Entries supplied Start Marker

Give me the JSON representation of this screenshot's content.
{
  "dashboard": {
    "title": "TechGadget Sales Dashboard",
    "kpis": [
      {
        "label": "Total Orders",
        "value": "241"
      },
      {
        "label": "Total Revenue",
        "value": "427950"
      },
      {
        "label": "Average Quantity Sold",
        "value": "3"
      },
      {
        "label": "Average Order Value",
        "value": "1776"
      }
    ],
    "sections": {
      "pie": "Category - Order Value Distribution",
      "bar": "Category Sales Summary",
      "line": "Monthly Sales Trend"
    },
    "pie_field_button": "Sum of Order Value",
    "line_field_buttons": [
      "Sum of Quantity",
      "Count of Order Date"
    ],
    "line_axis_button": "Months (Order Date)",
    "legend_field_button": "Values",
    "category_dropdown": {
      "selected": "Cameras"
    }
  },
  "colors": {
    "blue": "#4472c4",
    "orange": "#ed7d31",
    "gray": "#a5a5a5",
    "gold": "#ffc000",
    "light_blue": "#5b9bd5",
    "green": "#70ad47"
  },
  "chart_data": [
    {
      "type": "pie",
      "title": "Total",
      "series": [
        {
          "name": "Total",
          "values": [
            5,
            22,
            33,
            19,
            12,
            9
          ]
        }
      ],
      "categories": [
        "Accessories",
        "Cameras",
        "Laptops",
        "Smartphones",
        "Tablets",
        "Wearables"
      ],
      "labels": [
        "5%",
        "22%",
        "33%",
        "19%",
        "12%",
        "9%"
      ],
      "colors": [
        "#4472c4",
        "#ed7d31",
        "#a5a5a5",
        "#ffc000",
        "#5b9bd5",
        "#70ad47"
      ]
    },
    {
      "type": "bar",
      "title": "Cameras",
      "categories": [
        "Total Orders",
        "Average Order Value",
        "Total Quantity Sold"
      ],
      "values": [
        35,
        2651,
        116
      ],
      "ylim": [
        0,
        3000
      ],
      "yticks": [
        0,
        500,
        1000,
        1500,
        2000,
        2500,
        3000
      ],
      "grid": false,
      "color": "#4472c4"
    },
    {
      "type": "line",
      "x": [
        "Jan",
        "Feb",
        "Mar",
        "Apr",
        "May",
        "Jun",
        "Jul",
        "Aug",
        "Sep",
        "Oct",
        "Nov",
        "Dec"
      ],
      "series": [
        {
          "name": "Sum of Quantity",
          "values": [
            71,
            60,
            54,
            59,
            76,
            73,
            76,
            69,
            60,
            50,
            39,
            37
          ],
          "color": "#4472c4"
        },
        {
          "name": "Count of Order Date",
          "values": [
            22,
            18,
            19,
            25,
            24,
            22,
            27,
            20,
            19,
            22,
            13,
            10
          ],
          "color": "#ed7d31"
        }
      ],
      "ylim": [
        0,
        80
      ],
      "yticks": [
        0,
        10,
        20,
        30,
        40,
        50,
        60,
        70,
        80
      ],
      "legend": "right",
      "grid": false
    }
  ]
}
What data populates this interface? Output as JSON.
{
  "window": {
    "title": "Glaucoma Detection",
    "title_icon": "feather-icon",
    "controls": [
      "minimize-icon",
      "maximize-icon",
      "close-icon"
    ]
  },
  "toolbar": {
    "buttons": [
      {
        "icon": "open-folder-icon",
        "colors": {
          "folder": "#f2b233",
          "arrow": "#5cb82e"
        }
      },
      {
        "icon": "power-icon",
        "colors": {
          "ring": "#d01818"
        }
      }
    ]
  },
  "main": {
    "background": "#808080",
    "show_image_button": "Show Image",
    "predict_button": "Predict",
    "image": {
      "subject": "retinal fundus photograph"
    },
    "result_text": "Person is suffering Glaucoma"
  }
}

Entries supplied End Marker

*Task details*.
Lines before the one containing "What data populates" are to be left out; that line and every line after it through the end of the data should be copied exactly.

*Answer to this exercise*.
What data populates this interface? Output as JSON.
{
  "window": {
    "title": "Glaucoma Detection",
    "title_icon": "feather-icon",
    "controls": [
      "minimize-icon",
      "maximize-icon",
      "close-icon"
    ]
  },
  "toolbar": {
    "buttons": [
      {
        "icon": "open-folder-icon",
        "colors": {
          "folder": "#f2b233",
          "arrow": "#5cb82e"
        }
      },
      {
        "icon": "power-icon",
        "colors": {
          "ring": "#d01818"
        }
      }
    ]
  },
  "main": {
    "background": "#808080",
    "show_image_button": "Show Image",
    "predict_button": "Predict",
    "image": {
      "subject": "retinal fundus photograph"
    },
    "result_text": "Person is suffering Glaucoma"
  }
}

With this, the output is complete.